That describes where we are today, does it not? You can draw your own conclusions, but cartoon reality is as sophisticated as anything going on in Washington today and, hey! trust what you just witnessed!
I believe an opportunity for real tax reform — or at least a practical discussion of it — might have been missed, however. It seems to me that the White House had an opportunity to propose a tax reform plan as a part of the Fiscal Cliff negotiations. Tell the GOP congress, for example, that they can either consider at reform now as a part of a long-term solution or let the Bush tax cuts expire on schedule. Let the chips fall where they may. There might have been some power in that position.
Most Americans would have placed the blame exactly where it belongs: Squarely on the shoulders of the GOP. And until we get out of cycles driven by failed conservative principles, we cannot expect to enact the larger reforms necessary to restore vitality to the American economy.
In time, it would seem that we need to restore taxes to levels more in line with the Clinton years anyway, but the problem is we really cannot afford to implement tax increases on middle-income earners now. These are the people who spend the majority of their earnings out of necessity. That spending is crucial to economic recovery. Reducing that spending power is a mistake in the current economic situation.
Prior to the Bush tax cuts, funding was adequate. The Bush tax cuts were part of an overall “starve the beast” strategy implemented in an era when the beast was allowed to grow on healthy diet of deficits. The so-called spending problem was matched by a funding problem, especially as it involved unfunded programs like a few poorly conceived wars, expansion of the national security, and those tax cuts.
Eventually the formerly robust state of macroeconomic and fiscal harmony should be the ultimate goal of government policy makers, but it is hard to see how we will get there with a country so dismally misinformed and divided about tax policy and economics. Rather than return to the pre-1930s America, we should be looking to restore the more principled policies of the 1990s.
The White House had an opportunity to roll that out. Of course it would have to have been a long term plan — which is all but impossible in politically divided and impatient America today — but it would have been nice to see ideas reach beyond a time horizon measured in weeks for a change.
Unfortunately, those of use nostalgic for the civil pragmatism of the past, might have to settle for cartoon antics over political ones.
- Fiscal cliff reveals how dysfunctional Republican nihilism makes US politics | Michael Cohen (guardian.co.uk)

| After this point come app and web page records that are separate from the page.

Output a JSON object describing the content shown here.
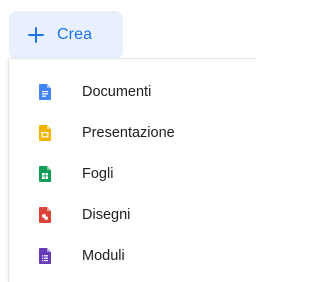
{
  "create_button": {
    "label": "Crea",
    "icon": "plus-icon",
    "color": "#1a73e8",
    "background": "#e8f0fe"
  },
  "menu": {
    "items": [
      {
        "label": "Documenti",
        "icon": "docs-icon",
        "color": "#4285f4"
      },
      {
        "label": "Presentazione",
        "icon": "slides-icon",
        "color": "#f4b400"
      },
      {
        "label": "Fogli",
        "icon": "sheets-icon",
        "color": "#0f9d58"
      },
      {
        "label": "Disegni",
        "icon": "drawings-icon",
        "color": "#db4437"
      },
      {
        "label": "Moduli",
        "icon": "forms-icon",
        "color": "#673ab7"
      }
    ]
  }
}
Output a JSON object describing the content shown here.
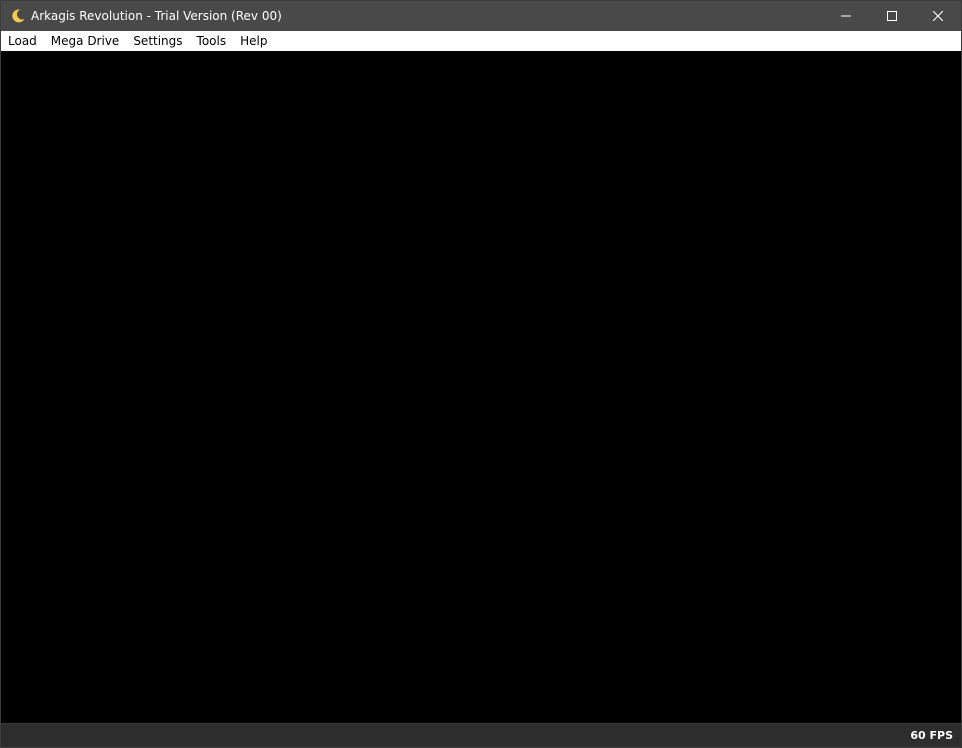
{
  "window": {
    "title": "Arkagis Revolution - Trial Version (Rev 00)",
    "icon": "crescent-moon-icon",
    "accent_color": "#f2c94c",
    "titlebar_color": "#494949"
  },
  "menu": {
    "items": [
      {
        "label": "Load"
      },
      {
        "label": "Mega Drive"
      },
      {
        "label": "Settings"
      },
      {
        "label": "Tools"
      },
      {
        "label": "Help"
      }
    ]
  },
  "status": {
    "fps": "60 FPS"
  }
}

- Part 1 of the Fiscal Cliff is Over. Now Gird Yourself for Part 2. (motherjones.com)
- The Long Game, Revisited (andrewsullivan.thedailybeast.com)
- The Bush Era Tax Cuts Didn’t Create The Wealth They Were Supposed To (businessinsider.com)